If spin-fishing use a bubble as when nymph fishing, but use as little water in the bubble as is necessary to achieve the required length of cast. The idea is to reduce the bubble's splashdown as much as possible. Use a minimum of a metre of leader to the fly, and apply leader-sink to this leader.
The impulse to strike or set the hook when a dry fly disappears in a swirl of water is strong.
Fight the impulse.
A trout must be given time to pull the fly into its mouth.
The old advice in NZ used to be, say aloud, “God Save the Queen”;, and then set the hook. Good, and I suppose loyal advice in it's day, but I prefer a much more NuZild version; “Bloody Hell - a fish”, then set the hook.
For many fly-fishermen dry-fly-fishing is the epitome of the angler's art - and is a simply marvelous way to fish for trout. The angler watches the fly drift toward the fish or its lie and if everything is right, sees the fly taken in a swirl of water. Exciting stuff - but what most dry-fly fishermen will not tell you is that dry fly-fishing is the easiest form of fly-fishing.
Why is it easier? Well the angler only has to work in one dimension.
The fly is cast up ahead of the fish, and then the angler controls the line to ensure the fly drifts over the fish, with no drag. All this happens on one plane, the surface of the water. When nymph fishing or wet fly-fishing the angler has not only to control the line on the surface plane, but deal with the unseen underwater dimension as well.
Dry-fly fishing is a marvelous way of introducing kids to fly-fishing. It is the easiest form of fly-fishing and usually there is visible evidence of fish feeding, (why else would you be using a dry fly?), which gives you a rough chance of retaining a kid's attention span for longer than the usual couple of heartbeats.
Actually, where legal - and it should be everywhere for kids ten and under - dispense with the dry flies and have the kid lob out a live bug on a hook. Crickets, cicadas, big blowflies, moths and more - all can be tried. Catches fish, and the kid - for life. Worked on me.
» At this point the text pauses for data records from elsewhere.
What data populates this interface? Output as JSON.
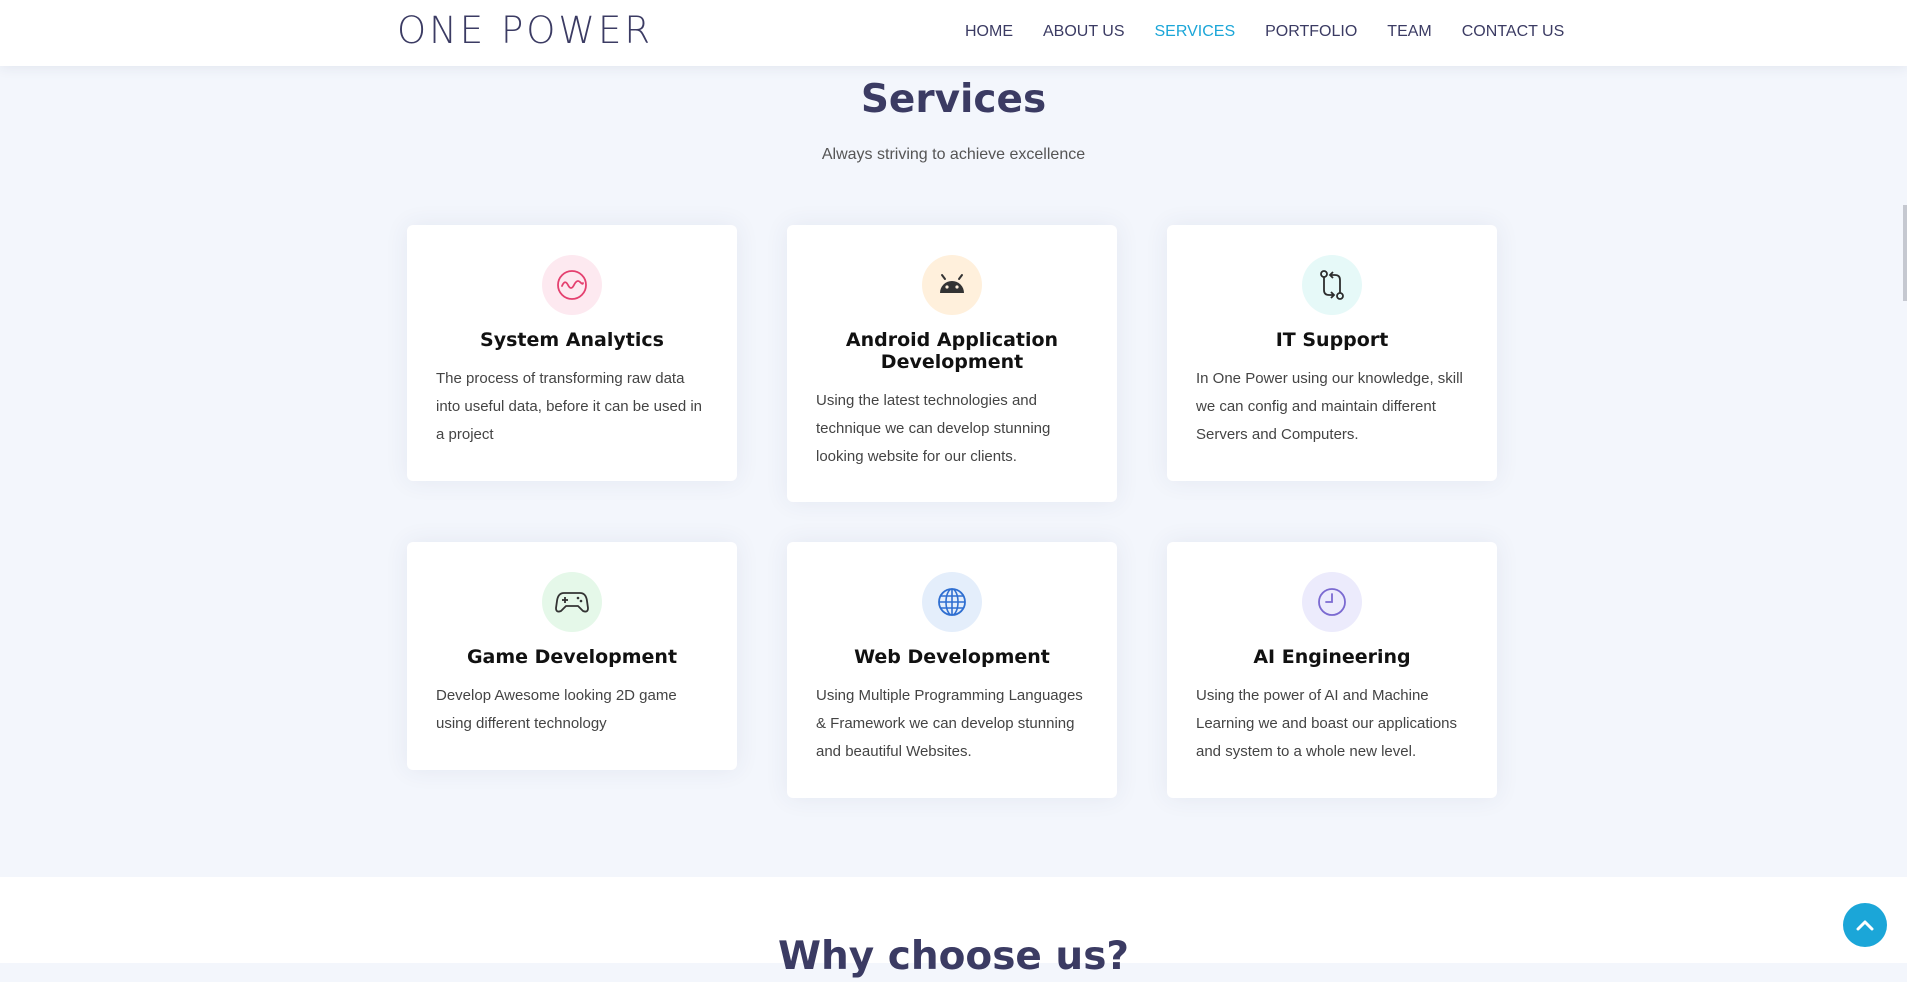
{
  "navbar": {
    "logo": "ONE POWER",
    "links": [
      {
        "label": "HOME",
        "active": false
      },
      {
        "label": "ABOUT US",
        "active": false
      },
      {
        "label": "SERVICES",
        "active": true
      },
      {
        "label": "PORTFOLIO",
        "active": false
      },
      {
        "label": "TEAM",
        "active": false
      },
      {
        "label": "CONTACT US",
        "active": false
      }
    ]
  },
  "services": {
    "title": "Services",
    "subtitle": "Always striving to achieve excellence",
    "cards": [
      {
        "icon": "activity-icon",
        "icon_color": "#e4406f",
        "bg": "#fde9f0",
        "title": "System Analytics",
        "text": "The process of transforming raw data into useful data, before it can be used in a project"
      },
      {
        "icon": "android-icon",
        "icon_color": "#333333",
        "bg": "#fff0dc",
        "title": "Android Application Development",
        "text": "Using the latest technologies and technique we can develop stunning looking website for our clients."
      },
      {
        "icon": "git-compare-icon",
        "icon_color": "#2d2d2d",
        "bg": "#e6f9f8",
        "title": "IT Support",
        "text": "In One Power using our knowledge, skill we can config and maintain different Servers and Computers."
      },
      {
        "icon": "gamepad-icon",
        "icon_color": "#333333",
        "bg": "#e5f8e9",
        "title": "Game Development",
        "text": "Develop Awesome looking 2D game using different technology"
      },
      {
        "icon": "globe-icon",
        "icon_color": "#2f6fd1",
        "bg": "#e4eefb",
        "title": "Web Development",
        "text": "Using Multiple Programming Languages & Framework we can develop stunning and beautiful Websites."
      },
      {
        "icon": "clock-icon",
        "icon_color": "#7b6ad1",
        "bg": "#ecebfc",
        "title": "AI Engineering",
        "text": "Using the power of AI and Machine Learning we and boast our applications and system to a whole new level."
      }
    ]
  },
  "why": {
    "title": "Why choose us?"
  }
}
Sometimes it can be difficult to work out if the fish are feeding on dries or nymphs, or in some cases both. Present them with a mixed grill. First tie on a dry fly, and then off the bend of that hook tie on a small nymph. Or tie on a dry fly and off a dropper above the dry fly tie on a nymph. This technique is particularly useful when fish are feeding on or just below the surface.
Fly-Rod 'Actions' -
What Do They Mean?
I guess one of the more confusing elements of fly-fishing is the hotchpotch of terms used to describe the “actions” of fly-rods.
Hopefully I can dispel some of this confusion and help making a decision on what fly-rod to buy easier.
Do Big Bright Trout Flies and Nymphs Catch Brown Trout?
To a South Island of New Zealand trained brown-trout fisherman, the answer to the question, what fly should I use to tempt a brown trout, was easy – a small brown nymph. If that did not work, toss out a smaller, browner nymph.
Use a big bright glistening fly? "No never – scare the fish off", would have been the answer, and to many it still is the answer. But for me that answer took a tumble on a fishing trip to Ireland.
I was visiting my fishing-mad youngest son Eddie in London, where he now lives. Eddie decided it was a good idea for Dad and Lad to visit Ireland for a few days fishing. Neither of us had fished there. Off we went.